Swift Transportation said Jan. 28 its safety rating has always been and continues to be satisfactory – but the company also said a compliance review by the Arizona division of the Federal Motor Carrier Safety Administration had resulted in a proposed safety rating of conditional.
There are three carrier safety ratings: satisfactory; conditional, meaning there are deficiencies requiring correction, but not so significant to warrant loss of carrier authority; and unsatisfactory, which is the result of acute deficiencies and would lead to revocation of carrier authority.
"Based upon internal data, external data and consultation with its regulatory counsel, Swift believes that if its rating were changed to conditional, it would be temporary and any loss of revenue would not be material," the company said.
The company responded Jan. 28 to a Jan. 27 assessment by A.G. Edwards that a conditional rating probably should be anticipated.
According to Swift, there is only one issue in dispute – the accuracy of the documentation of driving logs maintained by Swift drivers and owner-operators.
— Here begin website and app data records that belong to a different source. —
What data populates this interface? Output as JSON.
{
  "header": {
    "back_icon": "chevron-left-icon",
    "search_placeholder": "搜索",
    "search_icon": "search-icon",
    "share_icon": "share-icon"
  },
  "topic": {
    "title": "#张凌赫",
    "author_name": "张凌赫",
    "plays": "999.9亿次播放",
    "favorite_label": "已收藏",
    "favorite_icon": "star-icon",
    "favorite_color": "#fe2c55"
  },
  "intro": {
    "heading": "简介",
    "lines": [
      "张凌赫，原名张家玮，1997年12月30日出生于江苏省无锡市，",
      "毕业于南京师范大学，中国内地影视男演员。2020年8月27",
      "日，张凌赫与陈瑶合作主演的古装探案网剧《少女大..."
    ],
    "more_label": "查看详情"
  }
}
Meanwhile, a Dow Jones Newswire report said FMCSA found that 87 of 816 driver logbooks checked by regulators were false. In one instance, a journey from Phoenix to Los Angeles was reportedly done in 45 minutes, which would have meant the driver was going an average speed of about 500 mph. FMCSA proposed in 2001 and again in 2003 that the trucking company's safety rating be lowered to "conditional."
"Swift has been in discussions with the FMCSA about the proposed rating and filed a petition for a stay of the effective date of the proposed safety rating pending a review as provided for under the FMCSA regulations," the company said.
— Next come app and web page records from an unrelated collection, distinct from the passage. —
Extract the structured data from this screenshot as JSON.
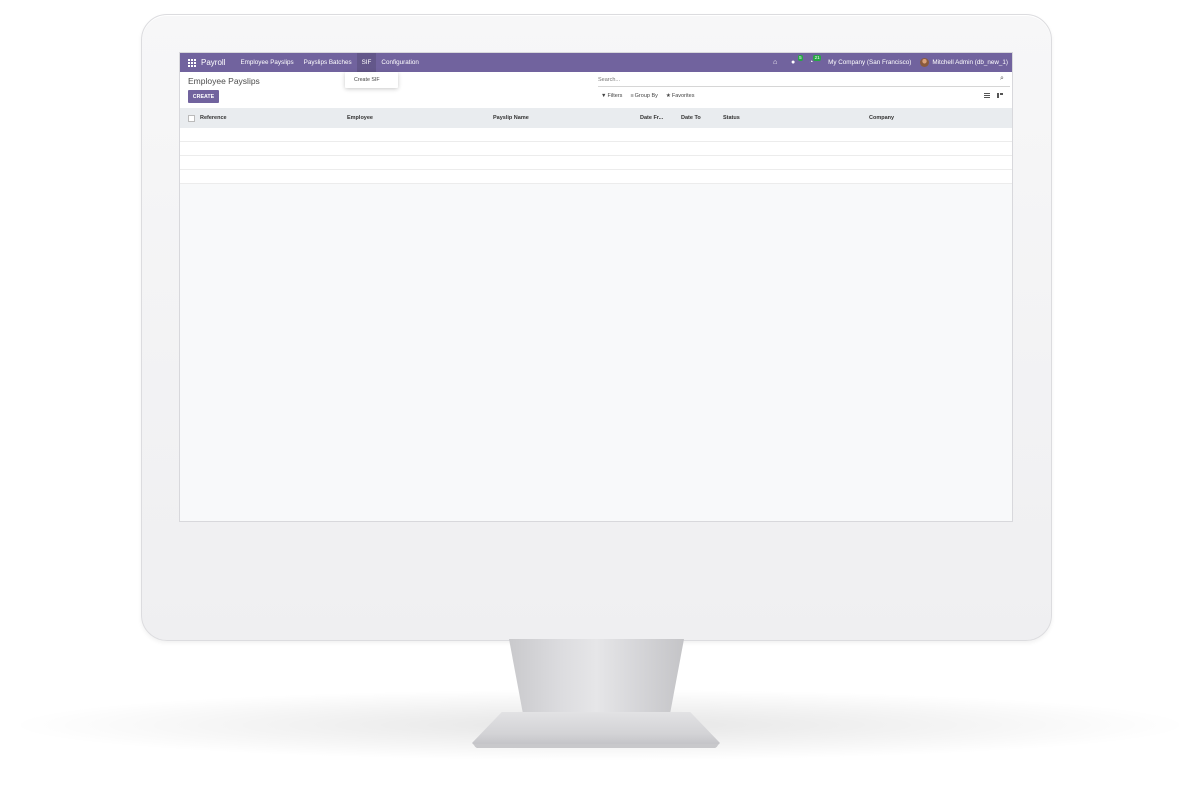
{
  "navbar": {
    "brand": "Payroll",
    "menu": [
      "Employee Payslips",
      "Payslips Batches",
      "SIF",
      "Configuration"
    ],
    "chat_badge": "5",
    "activity_badge": "21",
    "company": "My Company (San Francisco)",
    "user": "Mitchell Admin (db_new_1)"
  },
  "dropdown": {
    "item": "Create SIF"
  },
  "control_panel": {
    "breadcrumb": "Employee Payslips",
    "create_label": "CREATE",
    "search_placeholder": "Search...",
    "filters_label": "Filters",
    "groupby_label": "Group By",
    "favorites_label": "Favorites"
  },
  "table": {
    "columns": [
      "Reference",
      "Employee",
      "Payslip Name",
      "Date Fr...",
      "Date To",
      "Status",
      "Company"
    ]
  },
  "colors": {
    "navbar": "#71639e",
    "badge": "#28a745"
  }
}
"Swift's petition for a stay was granted by the FMCSA on Dec. 18, 2003, and the Arizona division of the FMCSA was ordered to respond to Swift's petition for review. Swift received this response on Jan. 19, 2004, and is in the process of drafting a reply."
The company said it anticipates a positive outcome.
"Swift has always maintained safety as a top priority and has a comprehensive internal audit program for review of driver log compliance. In addition, Swift regulates the speed of its tractors and vigorously enforces a company speed limit that is lower than many state speed limits. No operational safety issues have been raised by the FMCSA compliance review."
The hazmat issue
Even when a carrier temporarily drops to conditional status, it does not lose its carrier authority or ability to transport hazardous materials, though under contractual provisions standard in the industry, some customers may be able to reduce or terminate their relationship with the carrier, Swift said.
Federal regulations do not preclude a carrier from transporting hazardous materials unless the carrier has an unsatisfactory safety rating.